Segment Start: Material to process

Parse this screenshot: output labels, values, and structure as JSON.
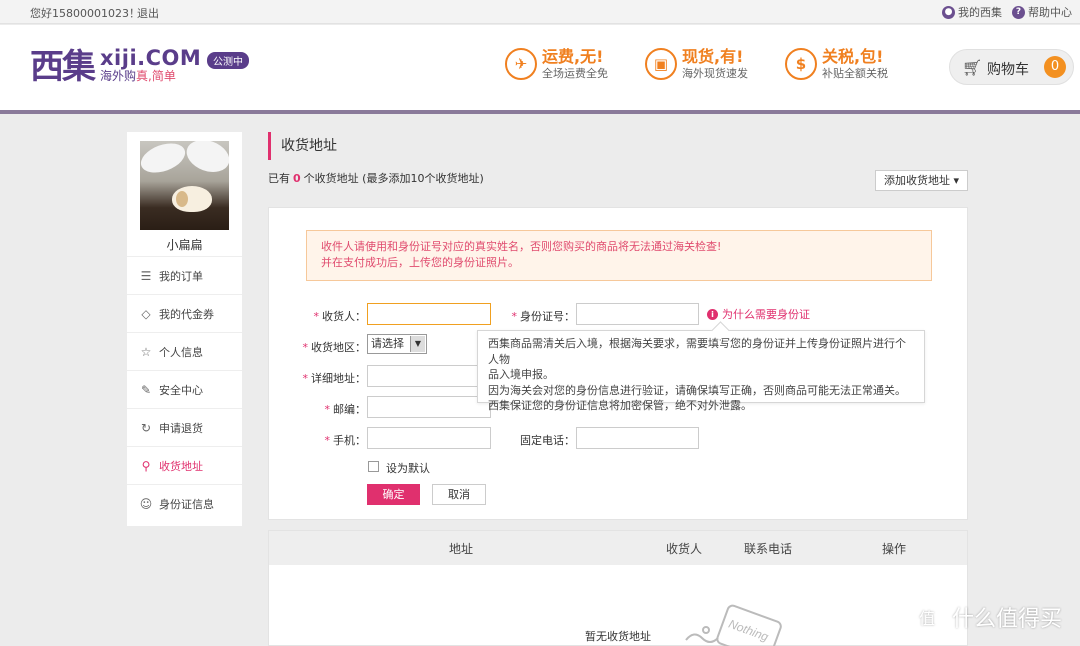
{
  "topbar": {
    "greeting": "您好15800001023！",
    "logout": "退出",
    "my_xiji": "我的西集",
    "help": "帮助中心"
  },
  "header": {
    "logo_mark": "西集",
    "brand": "xiji.COM",
    "slogan_pre": "海外购",
    "slogan_hl": "真,简单",
    "beta": "公测中",
    "promos": [
      {
        "icon": "plane-icon",
        "title": "运费,无!",
        "sub": "全场运费全免"
      },
      {
        "icon": "gift-icon",
        "title": "现货,有!",
        "sub": "海外现货速发"
      },
      {
        "icon": "money-icon",
        "title": "关税,包!",
        "sub": "补贴全额关税"
      }
    ],
    "cart_label": "购物车",
    "cart_count": "0"
  },
  "sidebar": {
    "username": "小扁扁",
    "items": [
      {
        "label": "我的订单",
        "icon": "list-icon",
        "glyph": "☰"
      },
      {
        "label": "我的代金券",
        "icon": "tag-icon",
        "glyph": "◇"
      },
      {
        "label": "个人信息",
        "icon": "star-icon",
        "glyph": "☆"
      },
      {
        "label": "安全中心",
        "icon": "edit-icon",
        "glyph": "✎"
      },
      {
        "label": "申请退货",
        "icon": "refresh-icon",
        "glyph": "↻"
      },
      {
        "label": "收货地址",
        "icon": "location-icon",
        "glyph": "⚲"
      },
      {
        "label": "身份证信息",
        "icon": "id-card-icon",
        "glyph": "☺"
      }
    ]
  },
  "main": {
    "title": "收货地址",
    "count_prefix": "已有",
    "count": "0",
    "count_suffix": "个收货地址",
    "count_note": "(最多添加10个收货地址)",
    "add_button": "添加收货地址 ▾",
    "warning_line1": "收件人请使用和身份证号对应的真实姓名，否则您购买的商品将无法通过海关检查!",
    "warning_line2": "并在支付成功后，上传您的身份证照片。",
    "form": {
      "recipient_label": "收货人：",
      "id_label": "身份证号：",
      "region_label": "收货地区：",
      "region_value": "请选择",
      "address_label": "详细地址：",
      "zip_label": "邮编：",
      "mobile_label": "手机：",
      "phone_label": "固定电话：",
      "why_id": "为什么需要身份证",
      "default_label": "设为默认",
      "confirm": "确定",
      "cancel": "取消"
    },
    "tip_lines": [
      "西集商品需清关后入境，根据海关要求，需要填写您的身份证并上传身份证照片进行个人物",
      "品入境申报。",
      "因为海关会对您的身份信息进行验证，请确保填写正确，否则商品可能无法正常通关。",
      "西集保证您的身份证信息将加密保管，绝不对外泄露。"
    ],
    "table": {
      "col_address": "地址",
      "col_recipient": "收货人",
      "col_phone": "联系电话",
      "col_action": "操作",
      "empty": "暂无收货地址",
      "stamp": "Nothing"
    }
  },
  "watermark": "值 什么值得买"
}
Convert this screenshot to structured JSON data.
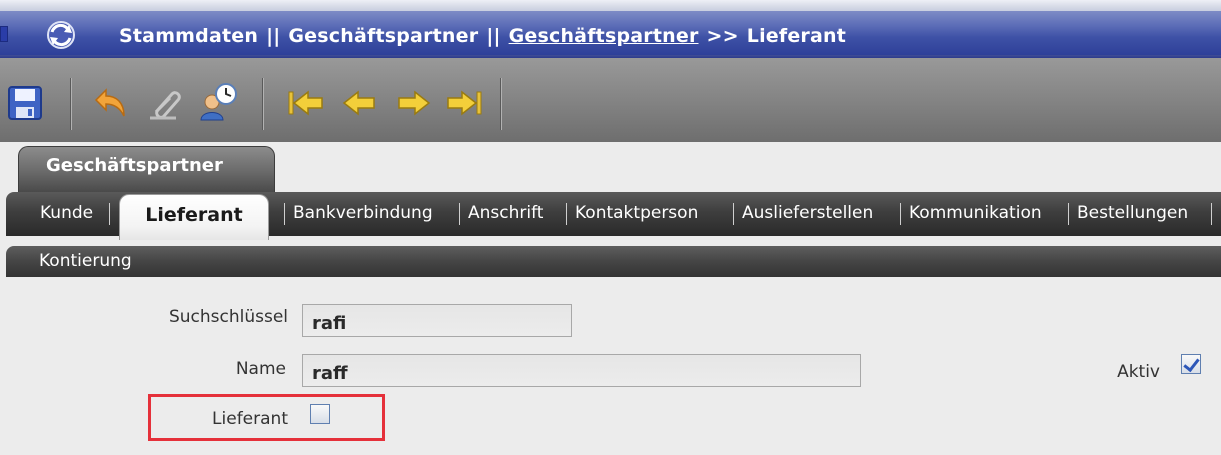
{
  "titlebar": {
    "crumbs": [
      "Stammdaten",
      "Geschäftspartner",
      "Geschäftspartner",
      "Lieferant"
    ],
    "separator": "||",
    "arrow": ">>"
  },
  "toolbar": {
    "buttons": [
      "save-icon",
      "undo-icon",
      "attach-icon",
      "user-clock-icon",
      "first-record-icon",
      "previous-record-icon",
      "next-record-icon",
      "last-record-icon"
    ]
  },
  "group_tab": {
    "label": "Geschäftspartner"
  },
  "subtabs": {
    "items": [
      "Kunde",
      "Lieferant",
      "Bankverbindung",
      "Anschrift",
      "Kontaktperson",
      "Auslieferstellen",
      "Kommunikation",
      "Bestellungen"
    ],
    "active": "Lieferant"
  },
  "section": {
    "label": "Kontierung"
  },
  "form": {
    "suchschluessel_label": "Suchschlüssel",
    "suchschluessel_value": "rafi",
    "name_label": "Name",
    "name_value": "raff",
    "aktiv_label": "Aktiv",
    "aktiv_checked": true,
    "lieferant_label": "Lieferant",
    "lieferant_checked": false
  },
  "colors": {
    "title_blue": "#2e4099",
    "highlight_red": "#e5303a",
    "checkbox_border": "#5f7fb0"
  }
}
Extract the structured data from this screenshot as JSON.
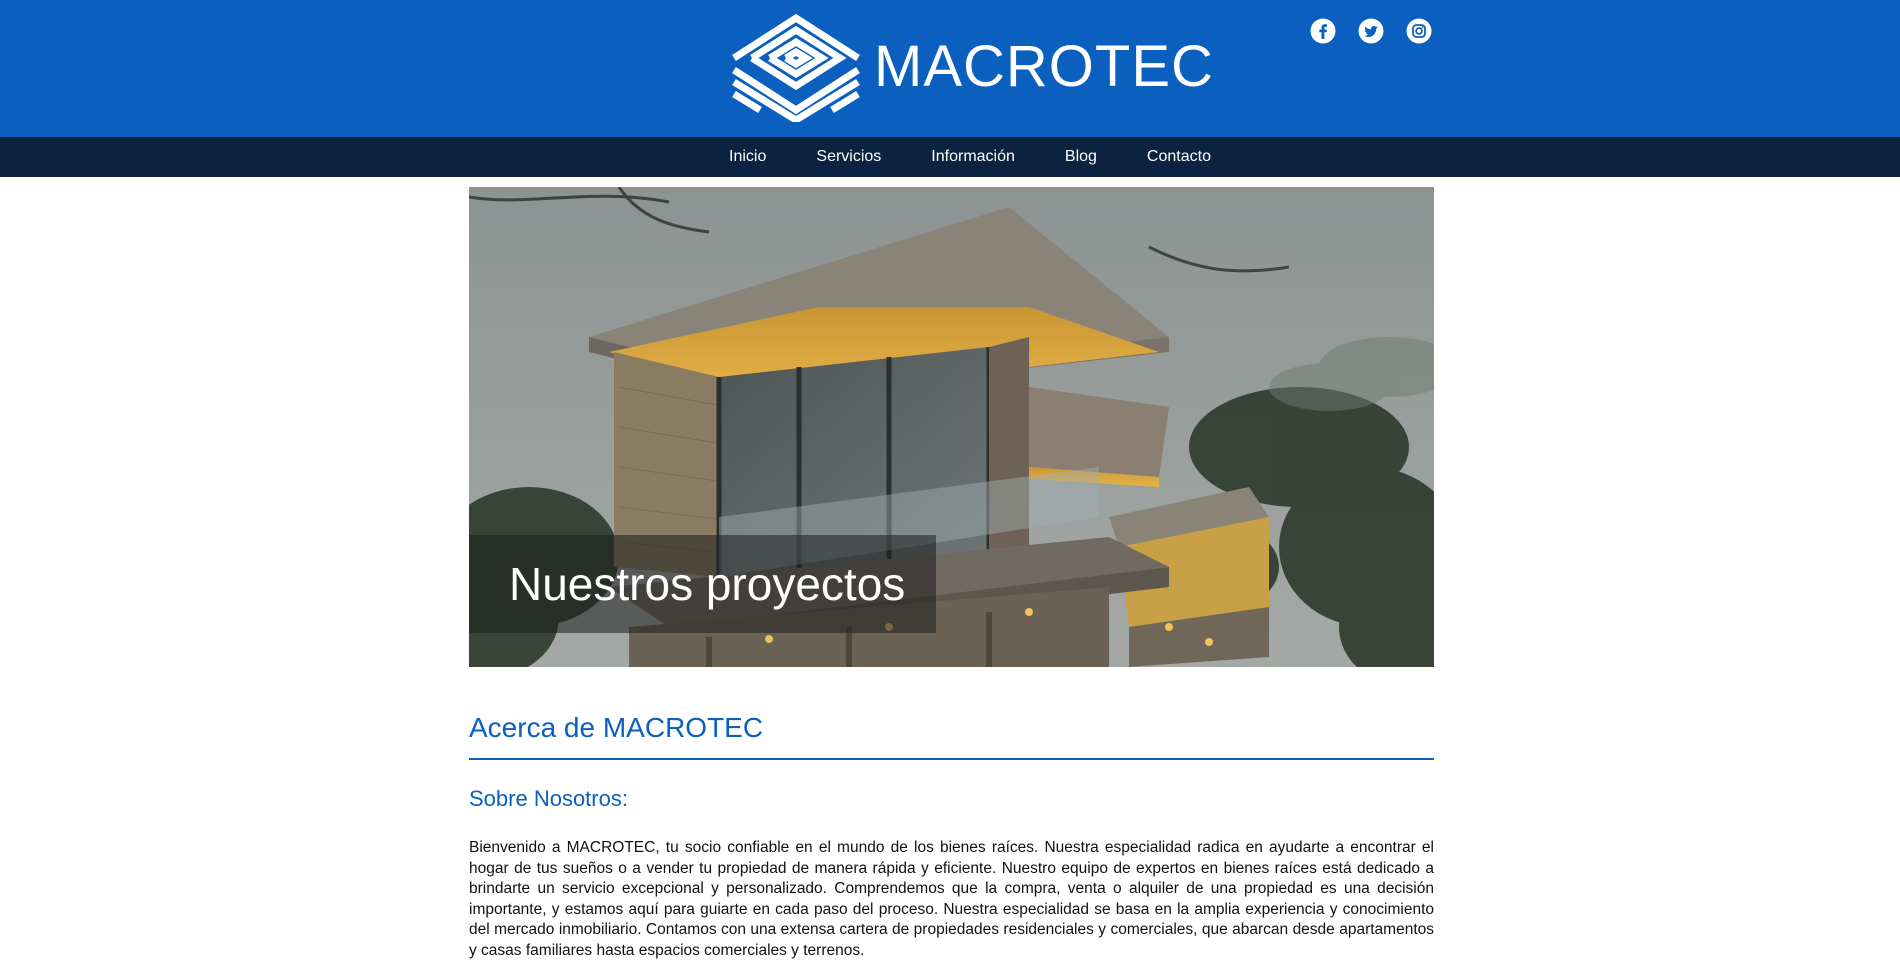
{
  "brand": {
    "name": "MACROTEC",
    "primary_color": "#0a5fbf",
    "nav_color": "#0b2341"
  },
  "social": [
    {
      "name": "facebook-icon"
    },
    {
      "name": "twitter-icon"
    },
    {
      "name": "instagram-icon"
    }
  ],
  "nav": {
    "items": [
      {
        "label": "Inicio"
      },
      {
        "label": "Servicios"
      },
      {
        "label": "Información"
      },
      {
        "label": "Blog"
      },
      {
        "label": "Contacto"
      }
    ]
  },
  "hero": {
    "title": "Nuestros proyectos"
  },
  "about": {
    "heading": "Acerca de MACROTEC",
    "subheading": "Sobre Nosotros:",
    "body": "Bienvenido a MACROTEC, tu socio confiable en el mundo de los bienes raíces. Nuestra especialidad radica en ayudarte a encontrar el hogar de tus sueños o a vender tu propiedad de manera rápida y eficiente. Nuestro equipo de expertos en bienes raíces está dedicado a brindarte un servicio excepcional y personalizado. Comprendemos que la compra, venta o alquiler de una propiedad es una decisión importante, y estamos aquí para guiarte en cada paso del proceso. Nuestra especialidad se basa en la amplia experiencia y conocimiento del mercado inmobiliario. Contamos con una extensa cartera de propiedades residenciales y comerciales, que abarcan desde apartamentos y casas familiares hasta espacios comerciales y terrenos."
  }
}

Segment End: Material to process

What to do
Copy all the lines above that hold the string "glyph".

Answer to this problem
        "glyph": "☰"
        "glyph": "◇"
        "glyph": "☆"
        "glyph": "✎"
        "glyph": "↻"
        "glyph": "⚲"
        "glyph": "☺"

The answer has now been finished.